The UN says South Sudan will become its 193rd member state on Thursday through a declaration by the General Assembly. The world body says that on Wednesday the Security Council will adopt a resolution by which the UN's 7,000 soldiers and 900 civilians now based in Sudan will be transferred to the new country. Some of that contingent will be based in the disputed territory of Abyei. South Sudan declared its independence on Saturday. The declaration followed decades of war between north and south Sudan.


There are further developments in Britain's telephone hacking scandal. The Guardian and Independent newspapers report that reporters at several publications owned by newspaper mogul Rupert Murdoch repeatedly tried to hack into the telephone of Gordon Brown both when he was finance minister and prime minister.
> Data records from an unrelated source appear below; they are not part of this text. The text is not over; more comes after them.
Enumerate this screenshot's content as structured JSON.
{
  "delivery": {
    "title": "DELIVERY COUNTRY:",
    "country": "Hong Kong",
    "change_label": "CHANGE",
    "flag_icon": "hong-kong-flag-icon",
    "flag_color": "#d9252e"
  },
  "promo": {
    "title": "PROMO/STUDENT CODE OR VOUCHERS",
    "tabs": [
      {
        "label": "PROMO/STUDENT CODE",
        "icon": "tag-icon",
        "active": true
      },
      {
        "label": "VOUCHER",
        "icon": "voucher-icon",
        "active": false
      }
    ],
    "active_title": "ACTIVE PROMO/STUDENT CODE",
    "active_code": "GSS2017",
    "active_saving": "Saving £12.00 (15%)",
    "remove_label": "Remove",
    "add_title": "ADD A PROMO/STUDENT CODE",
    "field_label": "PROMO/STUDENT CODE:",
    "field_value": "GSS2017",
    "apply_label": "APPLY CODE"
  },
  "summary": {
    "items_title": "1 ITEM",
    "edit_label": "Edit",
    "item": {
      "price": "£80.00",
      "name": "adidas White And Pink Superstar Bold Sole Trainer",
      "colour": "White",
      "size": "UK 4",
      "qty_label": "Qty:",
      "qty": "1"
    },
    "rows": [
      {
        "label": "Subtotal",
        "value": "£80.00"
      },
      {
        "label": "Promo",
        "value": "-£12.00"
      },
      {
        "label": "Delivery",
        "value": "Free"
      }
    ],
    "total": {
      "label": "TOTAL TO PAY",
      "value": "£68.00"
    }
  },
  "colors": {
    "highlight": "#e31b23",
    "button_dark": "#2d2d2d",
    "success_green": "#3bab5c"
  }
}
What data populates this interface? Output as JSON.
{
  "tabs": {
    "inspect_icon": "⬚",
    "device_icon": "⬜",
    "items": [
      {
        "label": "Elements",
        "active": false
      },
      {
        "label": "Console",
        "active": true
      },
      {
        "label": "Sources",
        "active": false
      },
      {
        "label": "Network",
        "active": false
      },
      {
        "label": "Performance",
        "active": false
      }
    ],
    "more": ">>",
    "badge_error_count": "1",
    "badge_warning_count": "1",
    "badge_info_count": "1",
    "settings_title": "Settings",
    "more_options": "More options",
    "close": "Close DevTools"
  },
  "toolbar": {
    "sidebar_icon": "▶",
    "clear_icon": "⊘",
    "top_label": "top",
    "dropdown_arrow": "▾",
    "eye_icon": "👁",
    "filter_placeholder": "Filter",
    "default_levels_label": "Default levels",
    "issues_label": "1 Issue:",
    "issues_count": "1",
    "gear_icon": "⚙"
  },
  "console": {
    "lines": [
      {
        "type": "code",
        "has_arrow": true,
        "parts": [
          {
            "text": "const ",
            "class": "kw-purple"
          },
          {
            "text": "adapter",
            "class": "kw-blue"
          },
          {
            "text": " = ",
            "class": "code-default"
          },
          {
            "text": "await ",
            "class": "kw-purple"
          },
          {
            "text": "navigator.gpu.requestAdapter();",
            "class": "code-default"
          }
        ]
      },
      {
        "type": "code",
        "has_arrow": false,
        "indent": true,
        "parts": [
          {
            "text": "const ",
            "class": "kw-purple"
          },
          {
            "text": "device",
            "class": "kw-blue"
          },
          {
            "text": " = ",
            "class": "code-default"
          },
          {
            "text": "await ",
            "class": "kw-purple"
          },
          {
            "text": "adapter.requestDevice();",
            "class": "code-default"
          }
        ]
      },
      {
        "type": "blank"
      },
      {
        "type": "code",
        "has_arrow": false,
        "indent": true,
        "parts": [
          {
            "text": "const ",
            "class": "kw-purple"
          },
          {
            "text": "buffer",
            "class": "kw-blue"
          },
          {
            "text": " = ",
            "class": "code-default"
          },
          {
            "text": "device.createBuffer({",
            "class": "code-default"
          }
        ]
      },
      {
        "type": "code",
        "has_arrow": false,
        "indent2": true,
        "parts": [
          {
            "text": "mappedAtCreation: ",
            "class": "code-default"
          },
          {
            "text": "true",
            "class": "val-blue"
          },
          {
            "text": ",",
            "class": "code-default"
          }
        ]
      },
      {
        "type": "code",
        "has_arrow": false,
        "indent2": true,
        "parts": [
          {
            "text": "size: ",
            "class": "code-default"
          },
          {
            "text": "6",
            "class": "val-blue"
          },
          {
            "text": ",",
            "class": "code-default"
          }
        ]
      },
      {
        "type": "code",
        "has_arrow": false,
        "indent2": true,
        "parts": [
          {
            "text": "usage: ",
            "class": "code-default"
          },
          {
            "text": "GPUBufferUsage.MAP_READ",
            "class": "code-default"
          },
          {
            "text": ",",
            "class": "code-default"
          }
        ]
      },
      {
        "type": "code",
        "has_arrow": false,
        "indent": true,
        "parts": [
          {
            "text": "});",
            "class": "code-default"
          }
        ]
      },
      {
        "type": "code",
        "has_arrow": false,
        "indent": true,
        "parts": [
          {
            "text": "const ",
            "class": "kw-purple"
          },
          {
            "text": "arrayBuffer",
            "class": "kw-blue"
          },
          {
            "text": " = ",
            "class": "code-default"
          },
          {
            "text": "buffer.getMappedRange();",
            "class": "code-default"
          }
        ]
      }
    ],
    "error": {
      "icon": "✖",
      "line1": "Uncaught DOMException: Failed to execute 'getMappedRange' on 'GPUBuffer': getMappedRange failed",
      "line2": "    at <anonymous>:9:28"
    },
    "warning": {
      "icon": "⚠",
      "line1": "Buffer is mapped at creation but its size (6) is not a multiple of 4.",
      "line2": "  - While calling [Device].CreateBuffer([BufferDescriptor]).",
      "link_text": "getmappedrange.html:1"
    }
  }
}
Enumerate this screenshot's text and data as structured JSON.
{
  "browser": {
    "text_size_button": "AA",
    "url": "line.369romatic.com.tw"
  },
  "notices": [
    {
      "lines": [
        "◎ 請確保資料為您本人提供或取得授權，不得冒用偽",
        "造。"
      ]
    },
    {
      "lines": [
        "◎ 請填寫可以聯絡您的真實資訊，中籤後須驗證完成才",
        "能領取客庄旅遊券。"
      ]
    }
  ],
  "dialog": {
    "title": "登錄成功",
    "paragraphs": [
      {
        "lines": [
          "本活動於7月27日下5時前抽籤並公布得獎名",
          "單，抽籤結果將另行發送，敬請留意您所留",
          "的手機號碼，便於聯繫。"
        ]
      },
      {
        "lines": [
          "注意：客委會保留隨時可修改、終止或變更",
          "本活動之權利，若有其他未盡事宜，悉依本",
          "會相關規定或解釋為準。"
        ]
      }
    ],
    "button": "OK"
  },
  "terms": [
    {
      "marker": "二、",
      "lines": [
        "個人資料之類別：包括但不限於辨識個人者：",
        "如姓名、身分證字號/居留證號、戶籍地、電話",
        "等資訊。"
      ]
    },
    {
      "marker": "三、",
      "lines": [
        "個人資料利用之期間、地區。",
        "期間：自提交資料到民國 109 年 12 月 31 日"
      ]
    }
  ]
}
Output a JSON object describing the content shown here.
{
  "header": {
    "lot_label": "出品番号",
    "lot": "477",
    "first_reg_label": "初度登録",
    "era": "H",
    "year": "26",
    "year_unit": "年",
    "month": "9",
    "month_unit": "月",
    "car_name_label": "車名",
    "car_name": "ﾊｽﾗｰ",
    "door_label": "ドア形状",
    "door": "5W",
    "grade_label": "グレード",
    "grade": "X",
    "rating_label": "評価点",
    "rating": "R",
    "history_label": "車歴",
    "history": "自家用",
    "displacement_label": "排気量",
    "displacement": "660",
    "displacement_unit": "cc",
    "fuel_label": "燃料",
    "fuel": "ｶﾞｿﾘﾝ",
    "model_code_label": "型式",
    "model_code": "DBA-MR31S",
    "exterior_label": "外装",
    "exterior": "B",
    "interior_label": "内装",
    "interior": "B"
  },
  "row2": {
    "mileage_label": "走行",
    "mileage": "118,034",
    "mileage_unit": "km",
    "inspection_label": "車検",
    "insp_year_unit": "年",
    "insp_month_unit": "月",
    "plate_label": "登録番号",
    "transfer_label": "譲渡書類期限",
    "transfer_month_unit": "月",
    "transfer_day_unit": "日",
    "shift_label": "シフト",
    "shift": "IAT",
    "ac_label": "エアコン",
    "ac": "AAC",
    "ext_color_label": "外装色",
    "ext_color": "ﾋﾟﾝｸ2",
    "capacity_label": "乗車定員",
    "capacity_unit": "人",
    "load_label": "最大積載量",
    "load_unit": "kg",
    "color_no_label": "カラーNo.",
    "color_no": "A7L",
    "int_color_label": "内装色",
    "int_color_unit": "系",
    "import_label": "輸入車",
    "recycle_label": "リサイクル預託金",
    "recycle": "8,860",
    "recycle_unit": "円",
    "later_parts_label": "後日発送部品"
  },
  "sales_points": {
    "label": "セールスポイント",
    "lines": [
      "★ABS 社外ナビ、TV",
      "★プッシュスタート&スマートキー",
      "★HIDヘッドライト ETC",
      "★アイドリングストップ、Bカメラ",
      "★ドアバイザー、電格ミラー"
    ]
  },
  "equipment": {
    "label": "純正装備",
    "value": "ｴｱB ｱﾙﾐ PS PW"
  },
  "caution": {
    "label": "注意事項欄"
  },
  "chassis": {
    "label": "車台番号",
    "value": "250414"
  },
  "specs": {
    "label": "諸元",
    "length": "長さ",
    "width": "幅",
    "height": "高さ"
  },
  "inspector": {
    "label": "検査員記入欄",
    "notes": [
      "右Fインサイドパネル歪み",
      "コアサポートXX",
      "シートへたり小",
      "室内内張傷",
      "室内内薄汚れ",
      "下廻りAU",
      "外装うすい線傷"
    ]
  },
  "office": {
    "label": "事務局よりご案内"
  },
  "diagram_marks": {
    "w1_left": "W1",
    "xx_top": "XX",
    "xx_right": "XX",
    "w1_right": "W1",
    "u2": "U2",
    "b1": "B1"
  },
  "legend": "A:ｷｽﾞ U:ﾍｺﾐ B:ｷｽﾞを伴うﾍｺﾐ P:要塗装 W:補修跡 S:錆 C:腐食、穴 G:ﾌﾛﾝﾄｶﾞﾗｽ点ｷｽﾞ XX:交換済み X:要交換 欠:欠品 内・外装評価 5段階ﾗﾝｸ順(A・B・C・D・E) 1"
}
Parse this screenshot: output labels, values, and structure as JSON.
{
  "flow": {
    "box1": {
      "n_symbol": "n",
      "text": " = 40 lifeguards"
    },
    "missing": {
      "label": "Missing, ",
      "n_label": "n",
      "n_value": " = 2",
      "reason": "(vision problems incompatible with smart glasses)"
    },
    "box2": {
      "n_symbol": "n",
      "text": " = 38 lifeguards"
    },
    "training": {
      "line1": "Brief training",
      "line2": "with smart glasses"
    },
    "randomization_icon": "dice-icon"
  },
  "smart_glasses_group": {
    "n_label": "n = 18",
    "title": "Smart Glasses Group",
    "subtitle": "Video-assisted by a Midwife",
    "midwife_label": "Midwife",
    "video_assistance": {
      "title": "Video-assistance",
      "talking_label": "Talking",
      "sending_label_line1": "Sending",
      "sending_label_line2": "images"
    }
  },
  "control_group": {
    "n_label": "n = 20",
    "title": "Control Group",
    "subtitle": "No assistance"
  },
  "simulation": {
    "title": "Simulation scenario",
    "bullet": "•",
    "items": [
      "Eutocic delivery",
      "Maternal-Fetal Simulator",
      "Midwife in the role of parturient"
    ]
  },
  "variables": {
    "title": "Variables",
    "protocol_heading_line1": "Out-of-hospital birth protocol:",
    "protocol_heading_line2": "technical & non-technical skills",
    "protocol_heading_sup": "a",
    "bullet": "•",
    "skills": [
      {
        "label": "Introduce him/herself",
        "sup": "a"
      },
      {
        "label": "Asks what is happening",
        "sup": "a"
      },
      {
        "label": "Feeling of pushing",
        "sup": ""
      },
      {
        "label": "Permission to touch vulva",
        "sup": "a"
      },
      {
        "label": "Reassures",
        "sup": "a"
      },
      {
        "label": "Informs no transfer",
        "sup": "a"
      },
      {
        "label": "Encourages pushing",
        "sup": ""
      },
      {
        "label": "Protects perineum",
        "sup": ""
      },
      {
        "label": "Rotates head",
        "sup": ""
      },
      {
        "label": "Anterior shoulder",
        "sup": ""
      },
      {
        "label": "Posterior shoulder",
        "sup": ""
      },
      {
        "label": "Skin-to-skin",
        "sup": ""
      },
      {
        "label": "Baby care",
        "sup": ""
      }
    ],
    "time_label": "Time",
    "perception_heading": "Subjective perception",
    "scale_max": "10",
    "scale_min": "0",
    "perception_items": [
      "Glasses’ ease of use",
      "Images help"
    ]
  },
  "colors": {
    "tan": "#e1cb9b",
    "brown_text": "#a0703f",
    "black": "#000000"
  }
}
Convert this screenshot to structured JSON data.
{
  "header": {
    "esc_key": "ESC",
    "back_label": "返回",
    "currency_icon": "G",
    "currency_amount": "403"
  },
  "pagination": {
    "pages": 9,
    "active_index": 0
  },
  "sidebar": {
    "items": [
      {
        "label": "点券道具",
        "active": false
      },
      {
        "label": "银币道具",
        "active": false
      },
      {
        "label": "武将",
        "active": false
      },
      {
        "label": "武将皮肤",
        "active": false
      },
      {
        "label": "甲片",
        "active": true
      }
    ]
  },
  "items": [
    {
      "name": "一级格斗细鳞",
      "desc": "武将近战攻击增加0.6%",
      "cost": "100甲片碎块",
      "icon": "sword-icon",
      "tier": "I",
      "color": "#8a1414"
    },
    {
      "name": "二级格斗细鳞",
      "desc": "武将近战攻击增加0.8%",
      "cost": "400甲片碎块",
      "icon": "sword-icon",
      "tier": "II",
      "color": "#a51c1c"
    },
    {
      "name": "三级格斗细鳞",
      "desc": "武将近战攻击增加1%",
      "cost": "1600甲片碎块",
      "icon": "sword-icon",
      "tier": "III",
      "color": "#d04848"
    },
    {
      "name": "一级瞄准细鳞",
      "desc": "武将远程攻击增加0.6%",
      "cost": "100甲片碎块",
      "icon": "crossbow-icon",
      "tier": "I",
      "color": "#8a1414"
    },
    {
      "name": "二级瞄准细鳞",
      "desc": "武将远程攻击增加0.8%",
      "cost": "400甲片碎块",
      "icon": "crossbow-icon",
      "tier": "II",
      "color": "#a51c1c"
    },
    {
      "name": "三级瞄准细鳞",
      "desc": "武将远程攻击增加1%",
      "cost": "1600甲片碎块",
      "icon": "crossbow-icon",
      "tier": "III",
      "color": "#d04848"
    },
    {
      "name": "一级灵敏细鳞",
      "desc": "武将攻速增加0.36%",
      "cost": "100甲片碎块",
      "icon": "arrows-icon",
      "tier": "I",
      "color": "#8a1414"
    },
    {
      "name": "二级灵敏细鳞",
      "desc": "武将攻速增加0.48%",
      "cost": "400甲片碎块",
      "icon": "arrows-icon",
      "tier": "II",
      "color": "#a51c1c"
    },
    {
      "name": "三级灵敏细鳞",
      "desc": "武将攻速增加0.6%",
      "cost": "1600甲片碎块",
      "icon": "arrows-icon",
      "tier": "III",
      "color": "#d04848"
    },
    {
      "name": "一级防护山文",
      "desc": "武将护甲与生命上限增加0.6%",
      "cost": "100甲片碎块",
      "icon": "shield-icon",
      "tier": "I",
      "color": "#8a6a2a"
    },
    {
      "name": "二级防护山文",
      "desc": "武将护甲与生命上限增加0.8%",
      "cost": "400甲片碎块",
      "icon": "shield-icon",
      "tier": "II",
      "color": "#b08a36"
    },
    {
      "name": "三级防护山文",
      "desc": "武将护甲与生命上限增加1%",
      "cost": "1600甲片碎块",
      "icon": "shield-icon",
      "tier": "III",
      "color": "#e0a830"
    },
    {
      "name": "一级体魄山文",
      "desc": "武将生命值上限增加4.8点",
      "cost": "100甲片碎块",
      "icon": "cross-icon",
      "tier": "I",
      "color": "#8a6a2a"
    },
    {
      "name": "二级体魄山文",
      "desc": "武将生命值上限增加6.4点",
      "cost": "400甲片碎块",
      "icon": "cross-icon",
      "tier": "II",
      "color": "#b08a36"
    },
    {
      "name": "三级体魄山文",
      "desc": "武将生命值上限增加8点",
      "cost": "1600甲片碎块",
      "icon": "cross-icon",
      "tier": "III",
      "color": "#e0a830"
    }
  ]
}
The Guardian says reporters working for News International Crop. tried to access Mr. Brown's voicemail and bank account. The Guardian says the Sun newspaper may have obtained the medical records of his infant son. Until Monday, the scandal had revolved around the now defunct News of the World, which Mr. Murdoch closed last week.


A massive explosion on a naval base on Cyprus Monday has killed 12 people and wounded 62 others. The explosion happened in dozens of containers of gunpowder that had been seized from an Iranian cargo ship in 2009. A brush fire is believed to have sparked the explosion. The commander of the Cypriot navy and the commander of a military base were among the dead. The explosion prompted Cyprus' defence minister and chief of staff to resign.


Thousands of people gathered Monday to mark the 16th anniversary of the Srebrenica massacre just weeks after the arrest of Ratko Mladic, the alleged mastermind behind the slaughter. The Srebrenica massacre is the only episode in the Balkans wars to have been ruled a genocide by the UN international court. Both Mladic and his political chief Radovan Karadzic, who was arrested in 2008, are charged by a United Nations war crimes tribunal with genocide, crimes against humanity and war crimes.


The Bank of Canada reports that a majority of the country's businesses expect to hire in the next 12 months. The bank says in its summer business outlook that 57 per cent of the firms surveyed expect to hire new workers. Only four per cent expected to have fewer employees over the next year. A majority of those asked expected sales growth as well. On Friday, Statistics Canada reported a gain of 28,000 jobs in June. It was a third month of jobs growth.



Jose Bautista will bat cleanup for the American League at Tuesday in the all-star game in Phoenix. The Phillies' Roy Halladay will start for the N-L against the Angels' Jered Weaver. Bautista leads all of baseball with 31 home runs on the season.


Canada's Milos Raonic has dropped a spot in the latest ATP tennis rankings. The rising star now sits at Number 27 in the world. Raonic hasn't played since injuring his hip in the second round at Wimbledon. He underwent surgery last week and expects to resume practising next month.


British Columbia on Tuesday: rain, high C17 Vancouver. Yukon, Northwest Territories: mix sun cloud. Nunavut: sun. Whitehorse 21. Yellowknife 25, Iqaluit 8. Alberta: rain. Saskatchewan, Manitoba: cloud. Edmonton 15, Regina 17, Winnipeg 21. Ontario: mix sun cloud. Quebec: cloud. Toronto 32. Ottawa 29, Montreal 25. New Brunswick, Nova Scotia, Newfoundland and Labrador: mix sun cloud. Prince Edward Island: rain. Fredericton 28, Halifax 24, Charlottetown 26, St.John's 23.